Your goal — What you return should match the entries below exactly, only without the images.

--- Dataset excerpts ---

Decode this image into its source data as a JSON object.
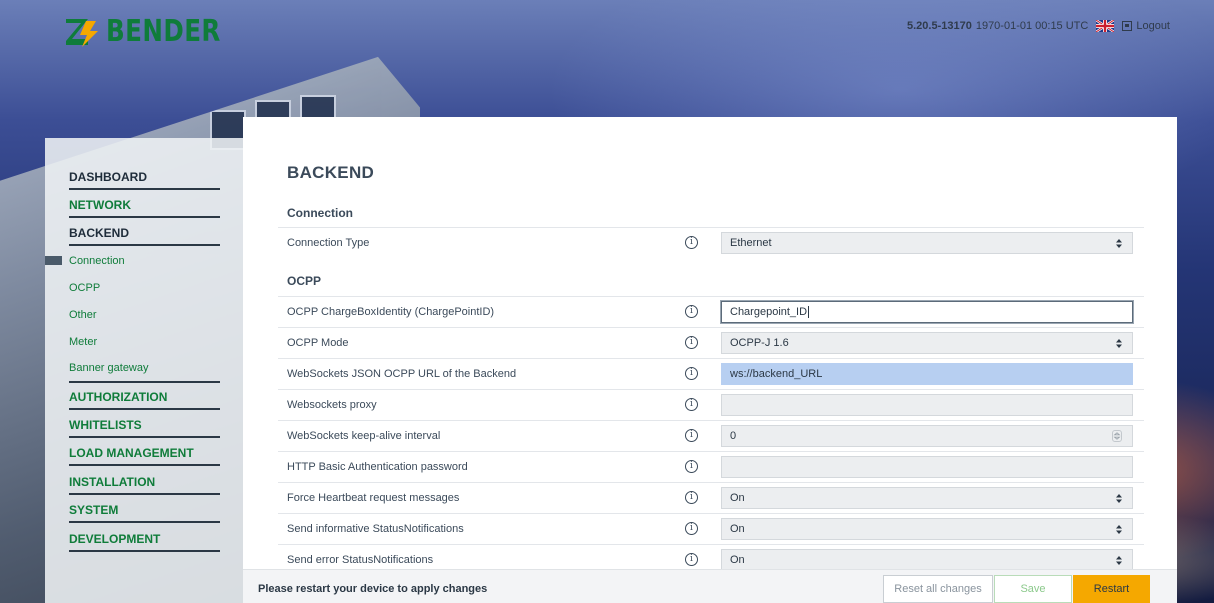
{
  "header": {
    "logo_text": "BENDER",
    "version": "5.20.5-13170",
    "datetime": "1970-01-01 00:15 UTC",
    "logout_label": "Logout"
  },
  "sidebar": {
    "items": [
      {
        "label": "DASHBOARD",
        "color": "#1e2c3a"
      },
      {
        "label": "NETWORK",
        "color": "#0f7c3a"
      },
      {
        "label": "BACKEND",
        "color": "#1e2c3a"
      },
      {
        "label": "AUTHORIZATION",
        "color": "#0f7c3a"
      },
      {
        "label": "WHITELISTS",
        "color": "#0f7c3a"
      },
      {
        "label": "LOAD MANAGEMENT",
        "color": "#0f7c3a"
      },
      {
        "label": "INSTALLATION",
        "color": "#0f7c3a"
      },
      {
        "label": "SYSTEM",
        "color": "#0f7c3a"
      },
      {
        "label": "DEVELOPMENT",
        "color": "#0f7c3a"
      }
    ],
    "sub_items": [
      "Connection",
      "OCPP",
      "Other",
      "Meter",
      "Banner gateway"
    ]
  },
  "main": {
    "title": "BACKEND",
    "sections": [
      {
        "title": "Connection",
        "rows": [
          {
            "label": "Connection Type",
            "value": "Ethernet",
            "kind": "select"
          }
        ]
      },
      {
        "title": "OCPP",
        "rows": [
          {
            "label": "OCPP ChargeBoxIdentity (ChargePointID)",
            "value": "Chargepoint_ID",
            "kind": "input-active"
          },
          {
            "label": "OCPP Mode",
            "value": "OCPP-J 1.6",
            "kind": "select"
          },
          {
            "label": "WebSockets JSON OCPP URL of the Backend",
            "value": "ws://backend_URL",
            "kind": "selected"
          },
          {
            "label": "Websockets proxy",
            "value": "",
            "kind": "input"
          },
          {
            "label": "WebSockets keep-alive interval",
            "value": "0",
            "kind": "number"
          },
          {
            "label": "HTTP Basic Authentication password",
            "value": "",
            "kind": "input"
          },
          {
            "label": "Force Heartbeat request messages",
            "value": "On",
            "kind": "select"
          },
          {
            "label": "Send informative StatusNotifications",
            "value": "On",
            "kind": "select"
          },
          {
            "label": "Send error StatusNotifications",
            "value": "On",
            "kind": "select"
          }
        ]
      }
    ]
  },
  "footer": {
    "message": "Please restart your device to apply changes",
    "reset_label": "Reset all changes",
    "save_label": "Save",
    "restart_label": "Restart"
  },
  "colors": {
    "brand_green": "#0f7c3a",
    "restart_orange": "#f5a800",
    "selection_blue": "#b7cff1"
  }
}
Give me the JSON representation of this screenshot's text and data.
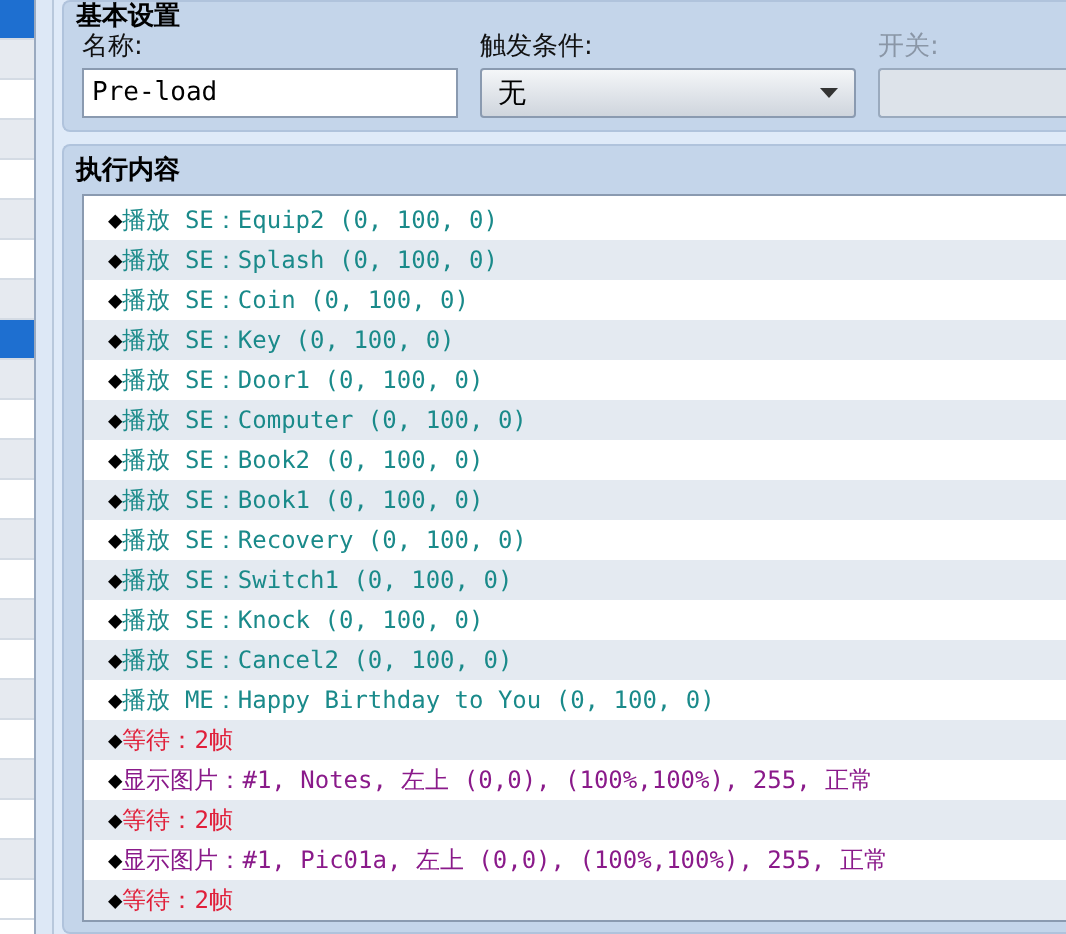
{
  "sidebar": {
    "items": [
      {
        "selected": true
      },
      {
        "selected": false
      },
      {
        "selected": false
      },
      {
        "selected": false
      },
      {
        "selected": false
      },
      {
        "selected": false
      },
      {
        "selected": false
      },
      {
        "selected": false
      },
      {
        "selected": true
      },
      {
        "selected": false
      },
      {
        "selected": false
      },
      {
        "selected": false
      },
      {
        "selected": false
      },
      {
        "selected": false
      },
      {
        "selected": false
      },
      {
        "selected": false
      },
      {
        "selected": false
      },
      {
        "selected": false
      },
      {
        "selected": false
      },
      {
        "selected": false
      },
      {
        "selected": false
      },
      {
        "selected": false
      },
      {
        "selected": false
      }
    ]
  },
  "basic_settings": {
    "title": "基本设置",
    "name": {
      "label": "名称:",
      "value": "Pre-load"
    },
    "trigger": {
      "label": "触发条件:",
      "value": "无"
    },
    "switch": {
      "label": "开关:",
      "disabled": true
    }
  },
  "contents": {
    "title": "执行内容",
    "commands": [
      {
        "kind": "se",
        "marker": "◆",
        "text": "播放 SE：Equip2 (0, 100, 0)"
      },
      {
        "kind": "se",
        "marker": "◆",
        "text": "播放 SE：Splash (0, 100, 0)"
      },
      {
        "kind": "se",
        "marker": "◆",
        "text": "播放 SE：Coin (0, 100, 0)"
      },
      {
        "kind": "se",
        "marker": "◆",
        "text": "播放 SE：Key (0, 100, 0)"
      },
      {
        "kind": "se",
        "marker": "◆",
        "text": "播放 SE：Door1 (0, 100, 0)"
      },
      {
        "kind": "se",
        "marker": "◆",
        "text": "播放 SE：Computer (0, 100, 0)"
      },
      {
        "kind": "se",
        "marker": "◆",
        "text": "播放 SE：Book2 (0, 100, 0)"
      },
      {
        "kind": "se",
        "marker": "◆",
        "text": "播放 SE：Book1 (0, 100, 0)"
      },
      {
        "kind": "se",
        "marker": "◆",
        "text": "播放 SE：Recovery (0, 100, 0)"
      },
      {
        "kind": "se",
        "marker": "◆",
        "text": "播放 SE：Switch1 (0, 100, 0)"
      },
      {
        "kind": "se",
        "marker": "◆",
        "text": "播放 SE：Knock (0, 100, 0)"
      },
      {
        "kind": "se",
        "marker": "◆",
        "text": "播放 SE：Cancel2 (0, 100, 0)"
      },
      {
        "kind": "se",
        "marker": "◆",
        "text": "播放 ME：Happy Birthday to You (0, 100, 0)"
      },
      {
        "kind": "wait",
        "marker": "◆",
        "text": "等待：2帧"
      },
      {
        "kind": "picture",
        "marker": "◆",
        "text": "显示图片：#1, Notes, 左上 (0,0), (100%,100%), 255, 正常"
      },
      {
        "kind": "wait",
        "marker": "◆",
        "text": "等待：2帧"
      },
      {
        "kind": "picture",
        "marker": "◆",
        "text": "显示图片：#1, Pic01a, 左上 (0,0), (100%,100%), 255, 正常"
      },
      {
        "kind": "wait",
        "marker": "◆",
        "text": "等待：2帧"
      }
    ]
  }
}
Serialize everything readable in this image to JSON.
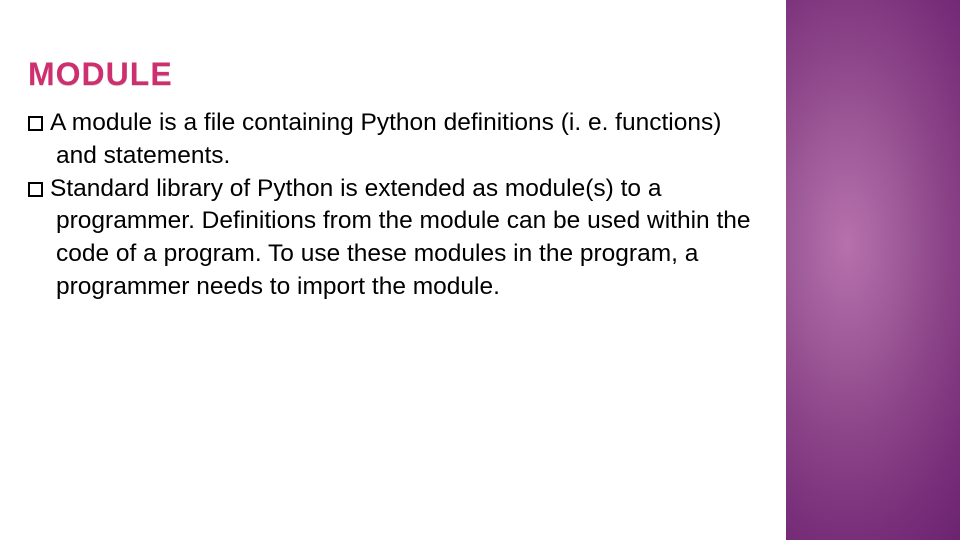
{
  "slide": {
    "title": "MODULE",
    "bullets": [
      "A module is a file containing Python definitions (i. e. functions) and statements.",
      "Standard library of Python is extended as module(s) to a programmer. Definitions from the module can be used within the code of a program. To use these modules in the program, a programmer needs to import the module."
    ]
  },
  "colors": {
    "accent": "#ce2f6f",
    "sidebar_gradient_inner": "#b771ac",
    "sidebar_gradient_outer": "#5b1766"
  }
}
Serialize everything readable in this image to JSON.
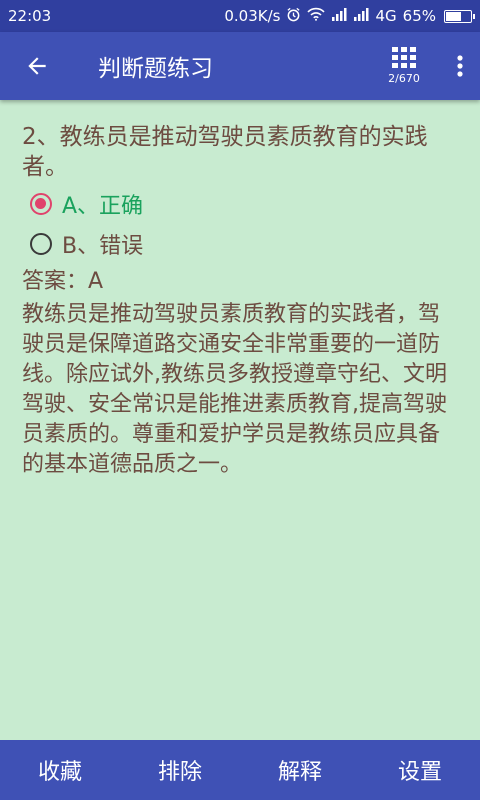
{
  "status_bar": {
    "time": "22:03",
    "speed": "0.03K/s",
    "network": "4G",
    "battery": "65%",
    "battery_level": 0.65
  },
  "toolbar": {
    "title": "判断题练习",
    "progress": "2/670"
  },
  "question": {
    "text": "2、教练员是推动驾驶员素质教育的实践者。",
    "options": [
      {
        "label": "A、正确",
        "selected": true
      },
      {
        "label": "B、错误",
        "selected": false
      }
    ],
    "answer": "答案：A",
    "explanation": "教练员是推动驾驶员素质教育的实践者，驾驶员是保障道路交通安全非常重要的一道防线。除应试外,教练员多教授遵章守纪、文明驾驶、安全常识是能推进素质教育,提高驾驶员素质的。尊重和爱护学员是教练员应具备的基本道德品质之一。"
  },
  "bottom_bar": {
    "favorite": "收藏",
    "exclude": "排除",
    "explain": "解释",
    "settings": "设置"
  },
  "colors": {
    "primary": "#3f51b5",
    "primary_dark": "#303f9f",
    "background": "#c8ebd0",
    "text": "#6d4c41",
    "correct": "#1aa25d",
    "radio_selected": "#e0436c"
  }
}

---

Answer section —
Decode this image into its source data as a JSON object.
{
  "header": {
    "logo_text": "BENDER",
    "version": "5.20.5-13170",
    "datetime": "1970-01-01 00:15 UTC",
    "logout_label": "Logout"
  },
  "sidebar": {
    "items": [
      {
        "label": "DASHBOARD",
        "color": "#1e2c3a"
      },
      {
        "label": "NETWORK",
        "color": "#0f7c3a"
      },
      {
        "label": "BACKEND",
        "color": "#1e2c3a"
      },
      {
        "label": "AUTHORIZATION",
        "color": "#0f7c3a"
      },
      {
        "label": "WHITELISTS",
        "color": "#0f7c3a"
      },
      {
        "label": "LOAD MANAGEMENT",
        "color": "#0f7c3a"
      },
      {
        "label": "INSTALLATION",
        "color": "#0f7c3a"
      },
      {
        "label": "SYSTEM",
        "color": "#0f7c3a"
      },
      {
        "label": "DEVELOPMENT",
        "color": "#0f7c3a"
      }
    ],
    "sub_items": [
      "Connection",
      "OCPP",
      "Other",
      "Meter",
      "Banner gateway"
    ]
  },
  "main": {
    "title": "BACKEND",
    "sections": [
      {
        "title": "Connection",
        "rows": [
          {
            "label": "Connection Type",
            "value": "Ethernet",
            "kind": "select"
          }
        ]
      },
      {
        "title": "OCPP",
        "rows": [
          {
            "label": "OCPP ChargeBoxIdentity (ChargePointID)",
            "value": "Chargepoint_ID",
            "kind": "input-active"
          },
          {
            "label": "OCPP Mode",
            "value": "OCPP-J 1.6",
            "kind": "select"
          },
          {
            "label": "WebSockets JSON OCPP URL of the Backend",
            "value": "ws://backend_URL",
            "kind": "selected"
          },
          {
            "label": "Websockets proxy",
            "value": "",
            "kind": "input"
          },
          {
            "label": "WebSockets keep-alive interval",
            "value": "0",
            "kind": "number"
          },
          {
            "label": "HTTP Basic Authentication password",
            "value": "",
            "kind": "input"
          },
          {
            "label": "Force Heartbeat request messages",
            "value": "On",
            "kind": "select"
          },
          {
            "label": "Send informative StatusNotifications",
            "value": "On",
            "kind": "select"
          },
          {
            "label": "Send error StatusNotifications",
            "value": "On",
            "kind": "select"
          }
        ]
      }
    ]
  },
  "footer": {
    "message": "Please restart your device to apply changes",
    "reset_label": "Reset all changes",
    "save_label": "Save",
    "restart_label": "Restart"
  },
  "colors": {
    "brand_green": "#0f7c3a",
    "restart_orange": "#f5a800",
    "selection_blue": "#b7cff1"
  }
}
Give me the JSON representation of this screenshot's text and data.
{
  "sidebar": {
    "items": [
      {
        "selected": true
      },
      {
        "selected": false
      },
      {
        "selected": false
      },
      {
        "selected": false
      },
      {
        "selected": false
      },
      {
        "selected": false
      },
      {
        "selected": false
      },
      {
        "selected": false
      },
      {
        "selected": true
      },
      {
        "selected": false
      },
      {
        "selected": false
      },
      {
        "selected": false
      },
      {
        "selected": false
      },
      {
        "selected": false
      },
      {
        "selected": false
      },
      {
        "selected": false
      },
      {
        "selected": false
      },
      {
        "selected": false
      },
      {
        "selected": false
      },
      {
        "selected": false
      },
      {
        "selected": false
      },
      {
        "selected": false
      },
      {
        "selected": false
      }
    ]
  },
  "basic_settings": {
    "title": "基本设置",
    "name": {
      "label": "名称:",
      "value": "Pre-load"
    },
    "trigger": {
      "label": "触发条件:",
      "value": "无"
    },
    "switch": {
      "label": "开关:",
      "disabled": true
    }
  },
  "contents": {
    "title": "执行内容",
    "commands": [
      {
        "kind": "se",
        "marker": "◆",
        "text": "播放 SE：Equip2 (0, 100, 0)"
      },
      {
        "kind": "se",
        "marker": "◆",
        "text": "播放 SE：Splash (0, 100, 0)"
      },
      {
        "kind": "se",
        "marker": "◆",
        "text": "播放 SE：Coin (0, 100, 0)"
      },
      {
        "kind": "se",
        "marker": "◆",
        "text": "播放 SE：Key (0, 100, 0)"
      },
      {
        "kind": "se",
        "marker": "◆",
        "text": "播放 SE：Door1 (0, 100, 0)"
      },
      {
        "kind": "se",
        "marker": "◆",
        "text": "播放 SE：Computer (0, 100, 0)"
      },
      {
        "kind": "se",
        "marker": "◆",
        "text": "播放 SE：Book2 (0, 100, 0)"
      },
      {
        "kind": "se",
        "marker": "◆",
        "text": "播放 SE：Book1 (0, 100, 0)"
      },
      {
        "kind": "se",
        "marker": "◆",
        "text": "播放 SE：Recovery (0, 100, 0)"
      },
      {
        "kind": "se",
        "marker": "◆",
        "text": "播放 SE：Switch1 (0, 100, 0)"
      },
      {
        "kind": "se",
        "marker": "◆",
        "text": "播放 SE：Knock (0, 100, 0)"
      },
      {
        "kind": "se",
        "marker": "◆",
        "text": "播放 SE：Cancel2 (0, 100, 0)"
      },
      {
        "kind": "se",
        "marker": "◆",
        "text": "播放 ME：Happy Birthday to You (0, 100, 0)"
      },
      {
        "kind": "wait",
        "marker": "◆",
        "text": "等待：2帧"
      },
      {
        "kind": "picture",
        "marker": "◆",
        "text": "显示图片：#1, Notes, 左上 (0,0), (100%,100%), 255, 正常"
      },
      {
        "kind": "wait",
        "marker": "◆",
        "text": "等待：2帧"
      },
      {
        "kind": "picture",
        "marker": "◆",
        "text": "显示图片：#1, Pic01a, 左上 (0,0), (100%,100%), 255, 正常"
      },
      {
        "kind": "wait",
        "marker": "◆",
        "text": "等待：2帧"
      }
    ]
  }
}
Serialize everything readable in this image to JSON.
{
  "slide": {
    "title": "MODULE",
    "bullets": [
      "A module is a file containing Python definitions (i. e. functions) and statements.",
      "Standard library of Python is extended as module(s) to a programmer. Definitions from the module can be used within the code of a program. To use these modules in the program, a programmer needs to import the module."
    ]
  },
  "colors": {
    "accent": "#ce2f6f",
    "sidebar_gradient_inner": "#b771ac",
    "sidebar_gradient_outer": "#5b1766"
  }
}
Serialize everything readable in this image to JSON.
{
  "status_bar": {
    "time": "22:03",
    "speed": "0.03K/s",
    "network": "4G",
    "battery": "65%",
    "battery_level": 0.65
  },
  "toolbar": {
    "title": "判断题练习",
    "progress": "2/670"
  },
  "question": {
    "text": "2、教练员是推动驾驶员素质教育的实践者。",
    "options": [
      {
        "label": "A、正确",
        "selected": true
      },
      {
        "label": "B、错误",
        "selected": false
      }
    ],
    "answer": "答案：A",
    "explanation": "教练员是推动驾驶员素质教育的实践者，驾驶员是保障道路交通安全非常重要的一道防线。除应试外,教练员多教授遵章守纪、文明驾驶、安全常识是能推进素质教育,提高驾驶员素质的。尊重和爱护学员是教练员应具备的基本道德品质之一。"
  },
  "bottom_bar": {
    "favorite": "收藏",
    "exclude": "排除",
    "explain": "解释",
    "settings": "设置"
  },
  "colors": {
    "primary": "#3f51b5",
    "primary_dark": "#303f9f",
    "background": "#c8ebd0",
    "text": "#6d4c41",
    "correct": "#1aa25d",
    "radio_selected": "#e0436c"
  }
}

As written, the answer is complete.